## About this task
Print the data exactly. Pictures stay out.

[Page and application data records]
•••••

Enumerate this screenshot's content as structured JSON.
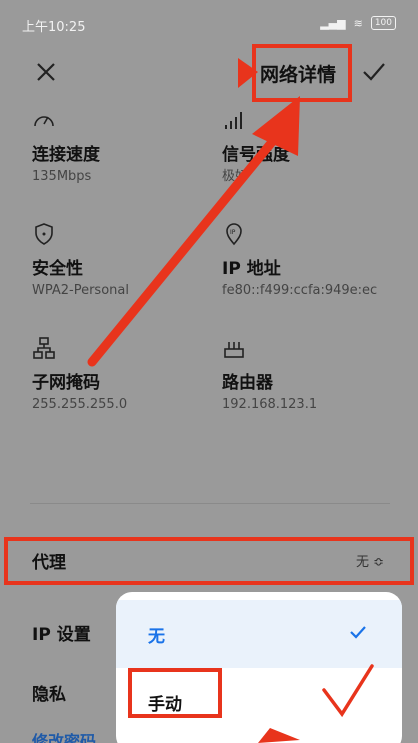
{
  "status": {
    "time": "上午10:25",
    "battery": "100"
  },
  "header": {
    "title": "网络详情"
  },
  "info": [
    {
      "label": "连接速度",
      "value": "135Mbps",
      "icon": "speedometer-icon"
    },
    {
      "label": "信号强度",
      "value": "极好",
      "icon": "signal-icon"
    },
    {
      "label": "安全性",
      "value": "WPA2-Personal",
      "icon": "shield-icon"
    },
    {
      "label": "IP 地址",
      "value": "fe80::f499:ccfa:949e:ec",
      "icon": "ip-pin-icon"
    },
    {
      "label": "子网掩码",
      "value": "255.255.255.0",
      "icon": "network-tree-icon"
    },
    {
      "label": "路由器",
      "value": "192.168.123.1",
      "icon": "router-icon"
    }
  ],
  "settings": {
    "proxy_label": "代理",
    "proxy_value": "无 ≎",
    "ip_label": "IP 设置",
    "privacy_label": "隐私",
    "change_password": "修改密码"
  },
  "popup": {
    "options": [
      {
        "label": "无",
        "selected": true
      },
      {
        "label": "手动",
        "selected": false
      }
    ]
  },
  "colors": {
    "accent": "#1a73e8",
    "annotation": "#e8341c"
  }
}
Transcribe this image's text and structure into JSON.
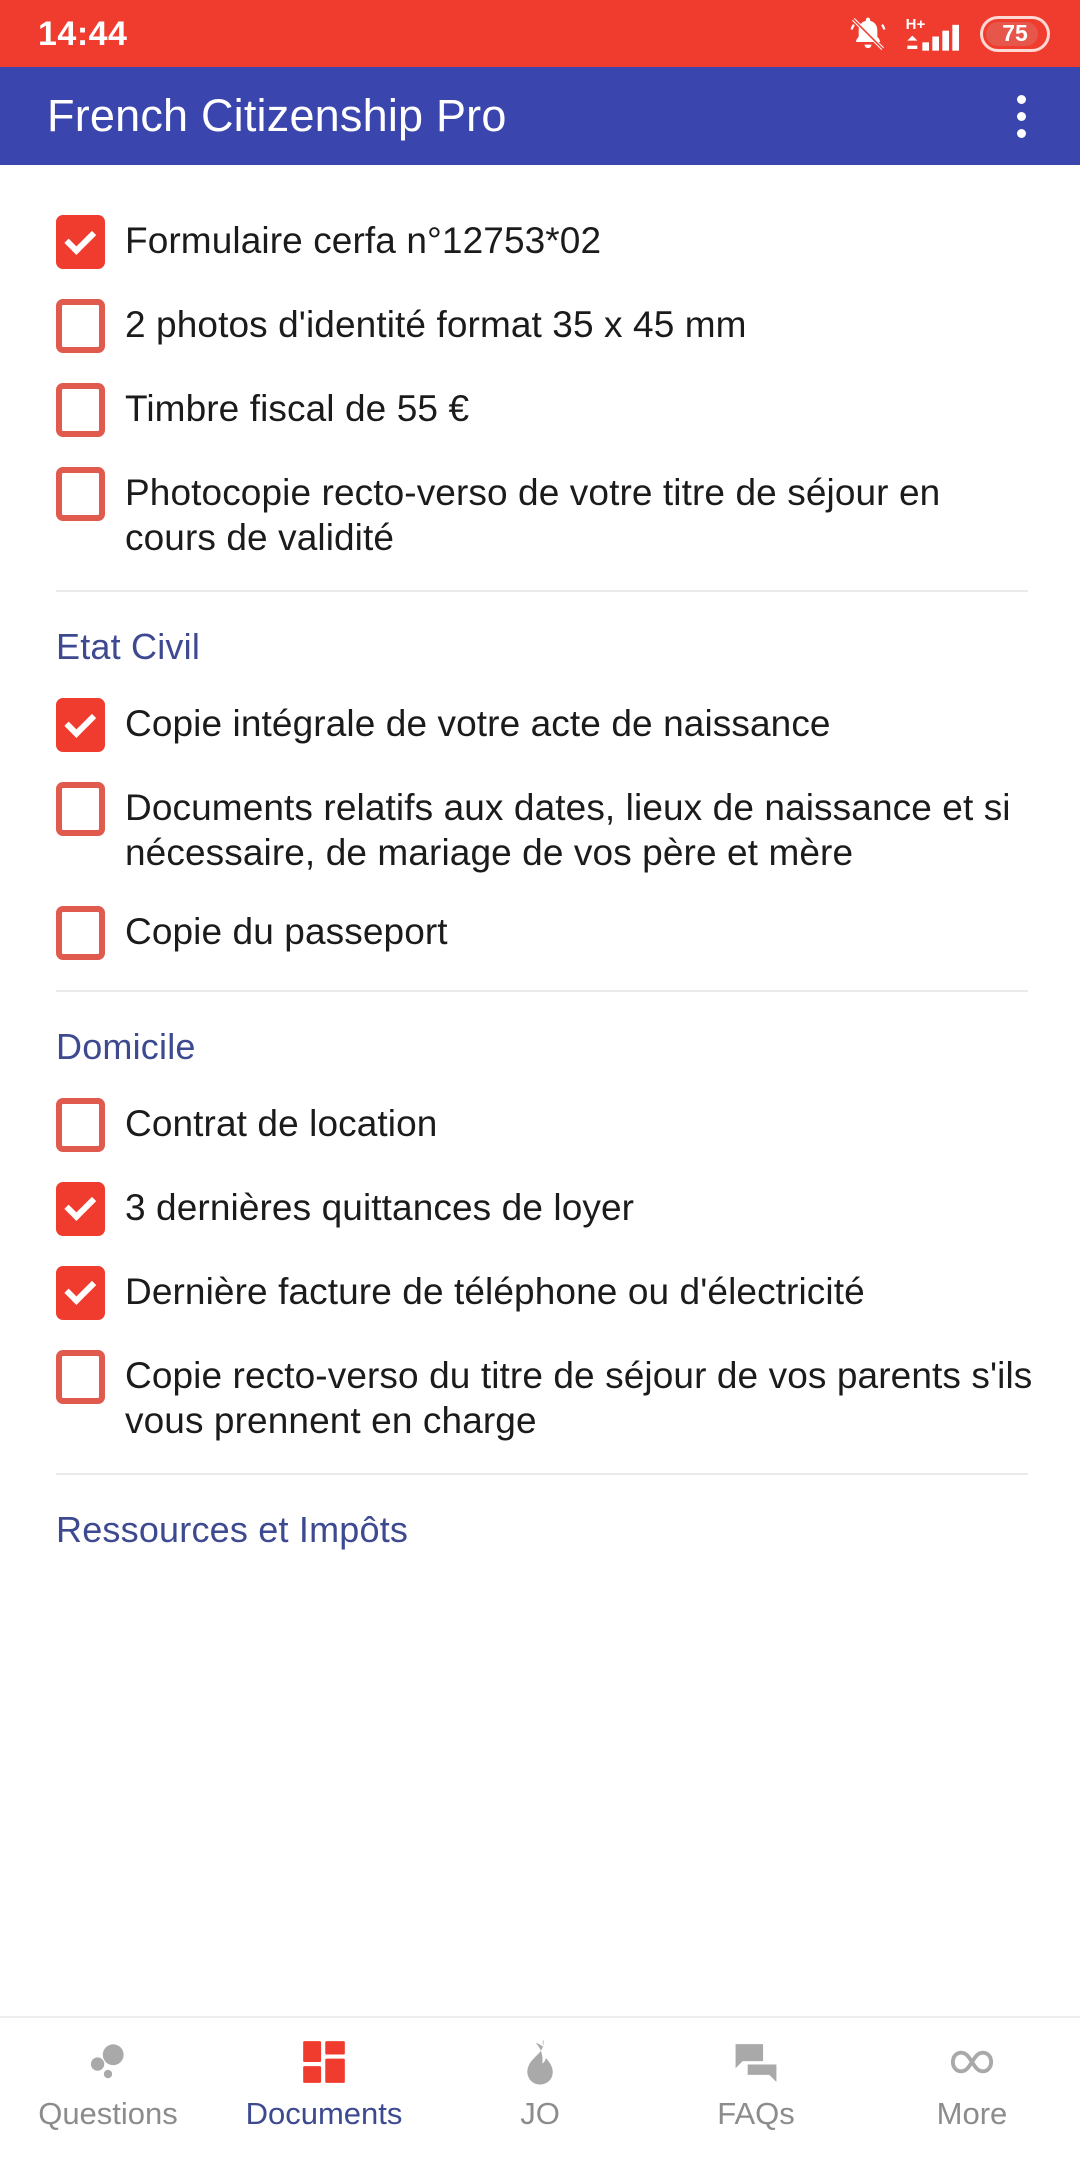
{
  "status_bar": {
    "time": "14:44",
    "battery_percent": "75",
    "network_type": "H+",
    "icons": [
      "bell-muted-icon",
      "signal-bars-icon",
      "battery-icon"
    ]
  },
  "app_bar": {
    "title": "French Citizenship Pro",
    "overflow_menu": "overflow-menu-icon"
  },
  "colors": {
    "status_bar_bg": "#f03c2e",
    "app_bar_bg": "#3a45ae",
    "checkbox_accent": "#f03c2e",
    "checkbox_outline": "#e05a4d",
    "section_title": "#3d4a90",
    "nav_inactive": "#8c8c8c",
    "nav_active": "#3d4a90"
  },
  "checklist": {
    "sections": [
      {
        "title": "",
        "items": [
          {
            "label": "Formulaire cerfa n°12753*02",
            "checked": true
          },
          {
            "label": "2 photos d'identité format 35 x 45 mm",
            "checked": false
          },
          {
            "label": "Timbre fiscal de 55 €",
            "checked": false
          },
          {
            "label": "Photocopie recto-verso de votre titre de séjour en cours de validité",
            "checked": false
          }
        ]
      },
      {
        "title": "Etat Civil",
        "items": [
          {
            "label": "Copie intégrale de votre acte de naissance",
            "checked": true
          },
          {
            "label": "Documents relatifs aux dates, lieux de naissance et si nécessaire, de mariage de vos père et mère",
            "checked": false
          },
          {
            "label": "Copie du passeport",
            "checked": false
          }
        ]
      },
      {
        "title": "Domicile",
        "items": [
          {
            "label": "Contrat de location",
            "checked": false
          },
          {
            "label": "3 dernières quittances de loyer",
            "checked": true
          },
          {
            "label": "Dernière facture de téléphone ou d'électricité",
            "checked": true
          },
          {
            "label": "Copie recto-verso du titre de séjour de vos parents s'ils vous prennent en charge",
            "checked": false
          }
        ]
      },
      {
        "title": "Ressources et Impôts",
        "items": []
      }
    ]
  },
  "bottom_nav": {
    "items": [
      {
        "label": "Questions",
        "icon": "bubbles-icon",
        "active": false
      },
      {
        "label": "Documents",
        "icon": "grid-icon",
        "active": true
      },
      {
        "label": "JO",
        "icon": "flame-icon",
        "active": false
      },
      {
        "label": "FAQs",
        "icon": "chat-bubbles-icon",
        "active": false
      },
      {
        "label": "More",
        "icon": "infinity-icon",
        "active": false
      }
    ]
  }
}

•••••

## Output for this task
Enumerate this screenshot's content as structured JSON.
{
  "status": {
    "time": "上午10:25",
    "battery": "100"
  },
  "header": {
    "title": "网络详情"
  },
  "info": [
    {
      "label": "连接速度",
      "value": "135Mbps",
      "icon": "speedometer-icon"
    },
    {
      "label": "信号强度",
      "value": "极好",
      "icon": "signal-icon"
    },
    {
      "label": "安全性",
      "value": "WPA2-Personal",
      "icon": "shield-icon"
    },
    {
      "label": "IP 地址",
      "value": "fe80::f499:ccfa:949e:ec",
      "icon": "ip-pin-icon"
    },
    {
      "label": "子网掩码",
      "value": "255.255.255.0",
      "icon": "network-tree-icon"
    },
    {
      "label": "路由器",
      "value": "192.168.123.1",
      "icon": "router-icon"
    }
  ],
  "settings": {
    "proxy_label": "代理",
    "proxy_value": "无 ≎",
    "ip_label": "IP 设置",
    "privacy_label": "隐私",
    "change_password": "修改密码"
  },
  "popup": {
    "options": [
      {
        "label": "无",
        "selected": true
      },
      {
        "label": "手动",
        "selected": false
      }
    ]
  },
  "colors": {
    "accent": "#1a73e8",
    "annotation": "#e8341c"
  }
}
Transcribe this image's text and structure into JSON.
{
  "status_bar": {
    "time": "14:44",
    "battery_percent": "75",
    "network_type": "H+",
    "icons": [
      "bell-muted-icon",
      "signal-bars-icon",
      "battery-icon"
    ]
  },
  "app_bar": {
    "title": "French Citizenship Pro",
    "overflow_menu": "overflow-menu-icon"
  },
  "colors": {
    "status_bar_bg": "#f03c2e",
    "app_bar_bg": "#3a45ae",
    "checkbox_accent": "#f03c2e",
    "checkbox_outline": "#e05a4d",
    "section_title": "#3d4a90",
    "nav_inactive": "#8c8c8c",
    "nav_active": "#3d4a90"
  },
  "checklist": {
    "sections": [
      {
        "title": "",
        "items": [
          {
            "label": "Formulaire cerfa n°12753*02",
            "checked": true
          },
          {
            "label": "2 photos d'identité format 35 x 45 mm",
            "checked": false
          },
          {
            "label": "Timbre fiscal de 55 €",
            "checked": false
          },
          {
            "label": "Photocopie recto-verso de votre titre de séjour en cours de validité",
            "checked": false
          }
        ]
      },
      {
        "title": "Etat Civil",
        "items": [
          {
            "label": "Copie intégrale de votre acte de naissance",
            "checked": true
          },
          {
            "label": "Documents relatifs aux dates, lieux de naissance et si nécessaire, de mariage de vos père et mère",
            "checked": false
          },
          {
            "label": "Copie du passeport",
            "checked": false
          }
        ]
      },
      {
        "title": "Domicile",
        "items": [
          {
            "label": "Contrat de location",
            "checked": false
          },
          {
            "label": "3 dernières quittances de loyer",
            "checked": true
          },
          {
            "label": "Dernière facture de téléphone ou d'électricité",
            "checked": true
          },
          {
            "label": "Copie recto-verso du titre de séjour de vos parents s'ils vous prennent en charge",
            "checked": false
          }
        ]
      },
      {
        "title": "Ressources et Impôts",
        "items": []
      }
    ]
  },
  "bottom_nav": {
    "items": [
      {
        "label": "Questions",
        "icon": "bubbles-icon",
        "active": false
      },
      {
        "label": "Documents",
        "icon": "grid-icon",
        "active": true
      },
      {
        "label": "JO",
        "icon": "flame-icon",
        "active": false
      },
      {
        "label": "FAQs",
        "icon": "chat-bubbles-icon",
        "active": false
      },
      {
        "label": "More",
        "icon": "infinity-icon",
        "active": false
      }
    ]
  }
}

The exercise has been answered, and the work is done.